Following a bombshell report Monday in Der Spiegel that Audi’s chief exec, Rupert Stadler, knew the details of the emissions rigging scandal as long ago as 2012, Volkswagen fired four diesel engineers. Audi chief reportedly heavily implicated in Dieselgate scandal
The dismissed engineers illustrated the breadth of the automaker’s involvement in the diesel emissions-rigging scandal. For example, said Automotive News, Ulrich Weiss, Audi’s former chief of engine development, was one of the engineers given his walking papers Monday. And, Audi discharged its former U.S. emissions chief.
Audi Confirms Dismissals
A spokesman for Audi confirmed the firing of four of its principal diesel engine development engineers. The spokesman told Automotive News Europe in no uncertain terms that the reason for the terminations was “gross breach of duty.”
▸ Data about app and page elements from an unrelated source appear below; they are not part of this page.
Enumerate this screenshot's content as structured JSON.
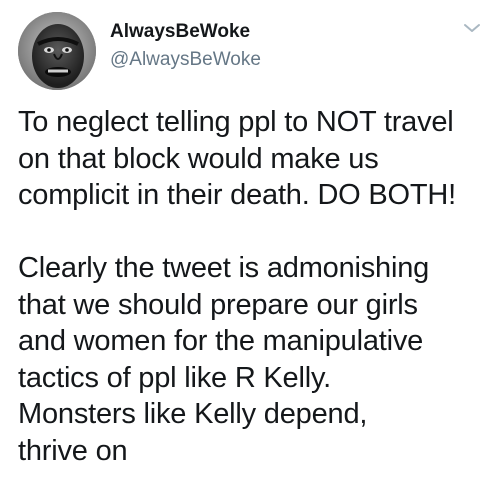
{
  "tweet": {
    "author": {
      "display_name": "AlwaysBeWoke",
      "handle": "@AlwaysBeWoke",
      "avatar_icon": "avatar-photo-icon"
    },
    "menu_icon": "chevron-down-icon",
    "paragraph_1_lines": [
      "To neglect telling ppl to NOT travel",
      "on that block would make us",
      "complicit in their death. DO BOTH!"
    ],
    "paragraph_2_lines": [
      "Clearly the tweet is admonishing",
      "that we should prepare our girls",
      "and women for the manipulative",
      "tactics of ppl like R Kelly.",
      "Monsters like Kelly depend,",
      "thrive on"
    ]
  },
  "colors": {
    "text_primary": "#14171a",
    "text_secondary": "#657786",
    "caret": "#aab8c2"
  }
}
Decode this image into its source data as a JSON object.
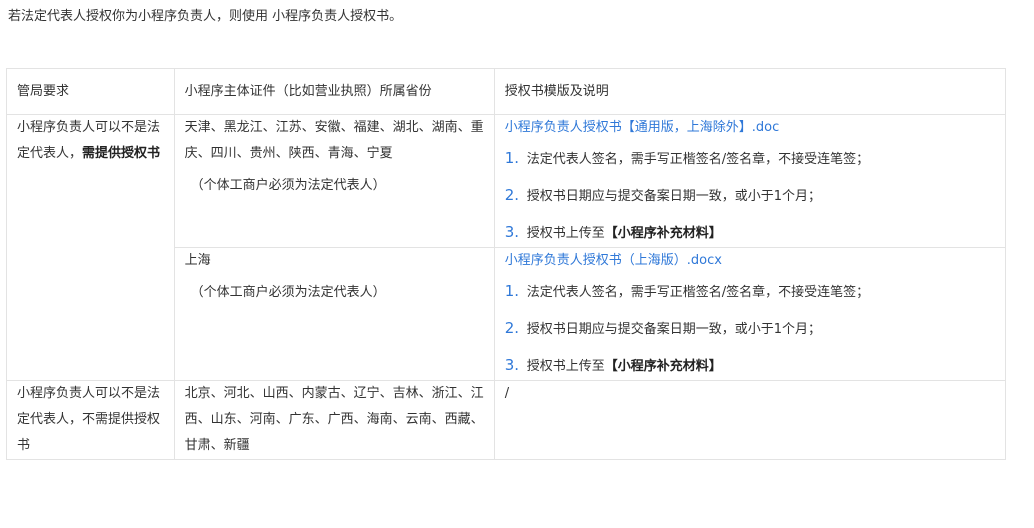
{
  "intro": "若法定代表人授权你为小程序负责人，则使用 小程序负责人授权书。",
  "headers": [
    "管局要求",
    "小程序主体证件（比如营业执照）所属省份",
    "授权书模版及说明"
  ],
  "row1": {
    "req_prefix": "小程序负责人可以不是法定代表人，",
    "req_bold": "需提供授权书",
    "provinces": "天津、黑龙江、江苏、安徽、福建、湖北、湖南、重庆、四川、贵州、陕西、青海、宁夏",
    "note": "（个体工商户必须为法定代表人）",
    "link": "小程序负责人授权书【通用版，上海除外】.doc",
    "steps": [
      {
        "num": "1.",
        "text": "法定代表人签名，需手写正楷签名/签名章，不接受连笔签；"
      },
      {
        "num": "2.",
        "text": "授权书日期应与提交备案日期一致，或小于1个月；"
      },
      {
        "num": "3.",
        "text_prefix": "授权书上传至",
        "text_bold": "【小程序补充材料】"
      }
    ]
  },
  "row2": {
    "provinces": "上海",
    "note": "（个体工商户必须为法定代表人）",
    "link": "小程序负责人授权书（上海版）.docx",
    "steps": [
      {
        "num": "1.",
        "text": "法定代表人签名，需手写正楷签名/签名章，不接受连笔签；"
      },
      {
        "num": "2.",
        "text": "授权书日期应与提交备案日期一致，或小于1个月；"
      },
      {
        "num": "3.",
        "text_prefix": "授权书上传至",
        "text_bold": "【小程序补充材料】"
      }
    ]
  },
  "row3": {
    "req": "小程序负责人可以不是法定代表人，不需提供授权书",
    "provinces": "北京、河北、山西、内蒙古、辽宁、吉林、浙江、江西、山东、河南、广东、广西、海南、云南、西藏、甘肃、新疆",
    "template": "/"
  }
}
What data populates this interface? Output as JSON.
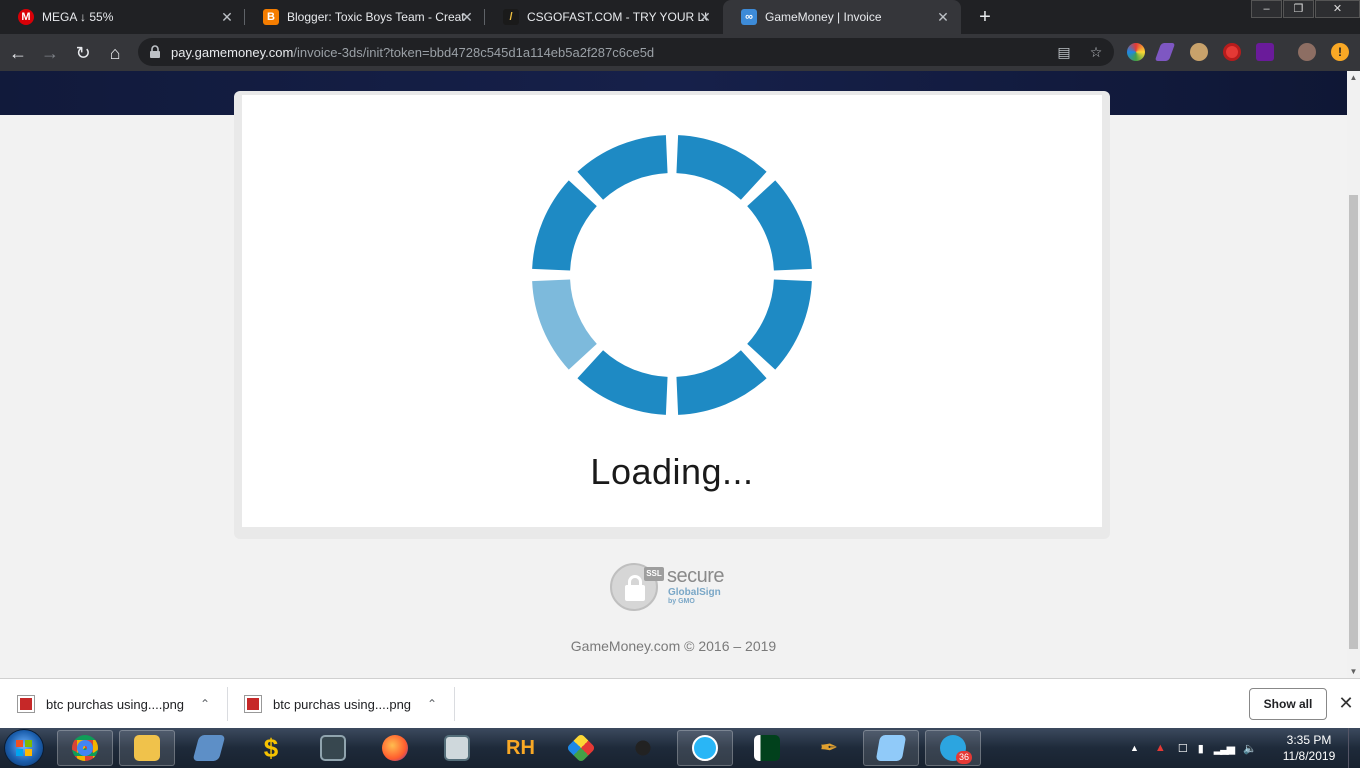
{
  "browser": {
    "tabs": [
      {
        "title": "MEGA ↓ 55%",
        "icon": "mega-icon",
        "color": "#d90007",
        "glyph": "M"
      },
      {
        "title": "Blogger: Toxic Boys Team - Creat",
        "icon": "blogger-icon",
        "color": "#f57d00",
        "glyph": "B"
      },
      {
        "title": "CSGOFAST.COM - TRY YOUR LUC",
        "icon": "csgofast-icon",
        "color": "#1a1a1a",
        "glyph": "/"
      },
      {
        "title": "GameMoney | Invoice",
        "icon": "gamemoney-icon",
        "color": "#3d8bd8",
        "glyph": "∞"
      }
    ],
    "new_tab": "+",
    "window_controls": {
      "minimize": "–",
      "maximize": "❐",
      "close": "✕"
    },
    "address": {
      "host": "pay.gamemoney.com",
      "path": "/invoice-3ds/init?token=bbd4728c545d1a114eb5a2f287c6ce5d"
    }
  },
  "page": {
    "loading_text": "Loading...",
    "ssl_seal": {
      "badge": "SSL",
      "secure": "secure",
      "provider": "GlobalSign",
      "by": "by GMO"
    },
    "copyright": "GameMoney.com © 2016 – 2019",
    "spinner_colors": {
      "active": "#1e8ac4",
      "dim": "#7dbadc"
    }
  },
  "downloads": {
    "items": [
      {
        "name": "btc purchas using....png"
      },
      {
        "name": "btc purchas using....png"
      }
    ],
    "show_all": "Show all",
    "close": "✕"
  },
  "taskbar": {
    "apps": [
      "chrome-icon",
      "explorer-icon",
      "app-icon",
      "money-icon",
      "monitor-icon",
      "firefox-icon",
      "notepad-icon",
      "rh-icon",
      "game-icon",
      "spider-icon",
      "play-icon",
      "pakistan-flag-icon",
      "pen-icon",
      "mail-icon",
      "telegram-icon"
    ],
    "telegram_badge": "36",
    "clock": {
      "time": "3:35 PM",
      "date": "11/8/2019"
    }
  }
}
Weiss, suspended after the emissions cheating scam went public in September 2015, has been on paid leave for nearly 18 months. Another of the four engineers, the former U.S. emissions chief, was only identified as Giovanni P., according to a report in the German publication Handelsblatt.
The move to dismiss Weiss came only days after the former high-level VW engineer tied Stadler to Dieselgate. Weiss has been on trial in a German labor court. He told the court that Stadler was informed as early as 2012 of the software-based defeat device at the center of the Volkswagen scandal. However, Stadler has claimed he was not aware of the diesel cheating device until the Dieselgate scandal went public in September 2015.
Weiss’ firing marks a reversal for Audi. Until this move, the automaker had maintained it could not determine where to place blame for the scandal. In court last week, Handelsblatt said, counsel for Weiss called him a pawn in the Dieselgate scandal. At that time, the Weiss defense team presented information that reportedly implicated Stadler in the heart of the scandal.
Software Cheating Device Developed in 1999
In its investigation last year, Handelsblatt placed Audi at the center of the diesel-cheating scandal. The automaker reportedly created the device, installed in up to 11 million VW turbodiesels sold worldwide, in 1999, nearly a decade before Dieselgate began.
Meantime, Der Spiegel also Monday, also contradicted Stadler’s claim that he knew nothing of the scandal until the early autumn of 2015. In a story quoted by Forbes, Spiegel said it had a “smoking presentation” that showed Stadler not only knew of the cheating device but that several engineering teams involved in the scheme reported to the Audi chief.
Sources: Automotive News Europe, Forbes, Der Spiegel, Handelsblatt